_PROBLEM DETAILS_.
Extract, from the records beneath this instruction, each line that contains the word "Black".

_Excerpts from an interface dataset_.
================================

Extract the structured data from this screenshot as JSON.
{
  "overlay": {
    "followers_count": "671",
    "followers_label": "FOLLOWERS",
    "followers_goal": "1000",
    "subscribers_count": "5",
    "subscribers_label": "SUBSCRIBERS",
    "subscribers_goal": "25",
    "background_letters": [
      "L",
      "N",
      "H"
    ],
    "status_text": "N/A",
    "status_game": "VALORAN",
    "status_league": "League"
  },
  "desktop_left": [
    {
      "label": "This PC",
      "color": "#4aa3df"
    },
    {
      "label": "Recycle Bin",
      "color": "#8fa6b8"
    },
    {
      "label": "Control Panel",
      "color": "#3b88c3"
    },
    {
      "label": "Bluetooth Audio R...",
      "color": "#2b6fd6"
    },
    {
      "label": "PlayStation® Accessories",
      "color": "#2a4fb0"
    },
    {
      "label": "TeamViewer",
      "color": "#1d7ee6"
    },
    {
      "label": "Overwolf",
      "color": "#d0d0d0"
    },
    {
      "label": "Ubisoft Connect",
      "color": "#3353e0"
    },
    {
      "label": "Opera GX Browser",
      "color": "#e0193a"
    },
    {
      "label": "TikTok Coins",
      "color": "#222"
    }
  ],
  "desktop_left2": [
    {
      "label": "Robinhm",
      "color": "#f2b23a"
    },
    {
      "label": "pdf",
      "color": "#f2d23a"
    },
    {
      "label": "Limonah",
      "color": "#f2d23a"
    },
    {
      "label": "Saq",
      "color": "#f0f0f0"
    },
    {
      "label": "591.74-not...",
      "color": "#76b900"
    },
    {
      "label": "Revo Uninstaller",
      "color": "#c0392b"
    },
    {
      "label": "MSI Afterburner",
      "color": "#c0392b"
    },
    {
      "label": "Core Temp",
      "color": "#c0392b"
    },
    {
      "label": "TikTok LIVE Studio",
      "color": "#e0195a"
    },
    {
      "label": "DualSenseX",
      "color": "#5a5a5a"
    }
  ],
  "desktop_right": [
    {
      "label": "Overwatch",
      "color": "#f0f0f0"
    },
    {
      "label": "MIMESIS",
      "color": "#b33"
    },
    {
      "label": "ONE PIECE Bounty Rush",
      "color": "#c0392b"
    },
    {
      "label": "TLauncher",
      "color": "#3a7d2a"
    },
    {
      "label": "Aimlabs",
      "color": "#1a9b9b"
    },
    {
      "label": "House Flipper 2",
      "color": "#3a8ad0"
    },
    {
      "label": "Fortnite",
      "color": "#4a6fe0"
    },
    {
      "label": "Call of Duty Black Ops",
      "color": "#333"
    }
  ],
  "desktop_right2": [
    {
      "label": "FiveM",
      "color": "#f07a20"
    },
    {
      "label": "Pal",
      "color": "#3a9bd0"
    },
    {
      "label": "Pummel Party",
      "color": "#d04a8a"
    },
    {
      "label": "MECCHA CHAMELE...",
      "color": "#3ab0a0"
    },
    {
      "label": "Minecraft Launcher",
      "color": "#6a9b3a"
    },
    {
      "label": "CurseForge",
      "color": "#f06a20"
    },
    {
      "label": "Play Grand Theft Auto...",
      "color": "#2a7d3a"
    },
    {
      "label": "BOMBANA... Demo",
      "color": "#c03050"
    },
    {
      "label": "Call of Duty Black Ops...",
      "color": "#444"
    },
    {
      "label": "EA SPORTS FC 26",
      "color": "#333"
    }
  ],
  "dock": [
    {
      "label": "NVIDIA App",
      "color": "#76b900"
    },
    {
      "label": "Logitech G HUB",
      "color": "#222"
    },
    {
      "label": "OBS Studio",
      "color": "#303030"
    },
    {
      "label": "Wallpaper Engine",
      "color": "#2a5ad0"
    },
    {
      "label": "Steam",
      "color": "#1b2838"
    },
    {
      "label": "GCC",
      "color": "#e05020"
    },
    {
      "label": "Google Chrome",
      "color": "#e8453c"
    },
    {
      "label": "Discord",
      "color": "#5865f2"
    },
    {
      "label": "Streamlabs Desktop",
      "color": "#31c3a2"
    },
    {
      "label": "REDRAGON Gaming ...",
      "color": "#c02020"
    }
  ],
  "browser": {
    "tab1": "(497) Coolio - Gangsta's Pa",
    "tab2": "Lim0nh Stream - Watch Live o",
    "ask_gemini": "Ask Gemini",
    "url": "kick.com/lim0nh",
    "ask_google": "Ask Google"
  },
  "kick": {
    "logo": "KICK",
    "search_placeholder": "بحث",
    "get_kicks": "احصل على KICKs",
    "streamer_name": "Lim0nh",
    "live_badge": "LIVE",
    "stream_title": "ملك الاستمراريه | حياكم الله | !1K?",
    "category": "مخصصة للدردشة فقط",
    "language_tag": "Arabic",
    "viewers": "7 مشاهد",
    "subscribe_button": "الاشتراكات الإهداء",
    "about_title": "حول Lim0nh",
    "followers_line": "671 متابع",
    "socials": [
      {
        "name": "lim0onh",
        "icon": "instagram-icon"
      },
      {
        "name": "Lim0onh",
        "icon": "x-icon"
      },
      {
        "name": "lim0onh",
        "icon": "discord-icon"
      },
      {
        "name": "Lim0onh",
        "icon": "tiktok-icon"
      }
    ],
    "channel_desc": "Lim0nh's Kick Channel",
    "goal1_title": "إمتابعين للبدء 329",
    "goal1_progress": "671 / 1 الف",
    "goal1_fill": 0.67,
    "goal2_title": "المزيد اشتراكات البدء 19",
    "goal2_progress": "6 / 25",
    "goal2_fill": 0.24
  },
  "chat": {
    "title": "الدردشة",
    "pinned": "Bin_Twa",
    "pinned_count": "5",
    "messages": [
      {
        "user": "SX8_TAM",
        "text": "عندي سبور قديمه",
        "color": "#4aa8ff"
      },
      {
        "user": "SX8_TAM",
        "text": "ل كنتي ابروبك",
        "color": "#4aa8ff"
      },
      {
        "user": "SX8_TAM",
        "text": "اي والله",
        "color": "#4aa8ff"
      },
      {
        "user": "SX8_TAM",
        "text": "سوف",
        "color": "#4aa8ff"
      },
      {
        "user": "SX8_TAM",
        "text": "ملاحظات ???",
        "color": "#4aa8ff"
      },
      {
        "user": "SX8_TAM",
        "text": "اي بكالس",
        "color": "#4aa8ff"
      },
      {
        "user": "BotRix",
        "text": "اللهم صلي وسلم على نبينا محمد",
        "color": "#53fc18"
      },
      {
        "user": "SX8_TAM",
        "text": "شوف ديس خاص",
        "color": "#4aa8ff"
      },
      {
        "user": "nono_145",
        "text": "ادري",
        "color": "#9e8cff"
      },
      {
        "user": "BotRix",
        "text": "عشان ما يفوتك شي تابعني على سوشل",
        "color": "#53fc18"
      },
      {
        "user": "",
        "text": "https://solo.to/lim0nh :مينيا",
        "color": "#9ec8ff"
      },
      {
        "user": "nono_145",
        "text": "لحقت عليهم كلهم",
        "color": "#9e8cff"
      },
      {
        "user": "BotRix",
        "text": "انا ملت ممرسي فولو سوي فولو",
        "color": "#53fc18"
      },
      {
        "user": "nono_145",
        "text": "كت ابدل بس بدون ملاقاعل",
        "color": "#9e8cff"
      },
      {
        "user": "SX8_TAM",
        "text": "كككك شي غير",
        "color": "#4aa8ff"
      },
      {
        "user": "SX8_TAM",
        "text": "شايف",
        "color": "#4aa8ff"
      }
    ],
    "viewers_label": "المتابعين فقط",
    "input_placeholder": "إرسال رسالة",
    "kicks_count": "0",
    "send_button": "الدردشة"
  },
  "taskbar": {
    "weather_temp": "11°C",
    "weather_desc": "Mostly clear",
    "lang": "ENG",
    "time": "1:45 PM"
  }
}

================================

_RESPONSE FOR THIS EXERCISE_.
      "label": "Call of Duty Black Ops",
      "label": "Call of Duty Black Ops...",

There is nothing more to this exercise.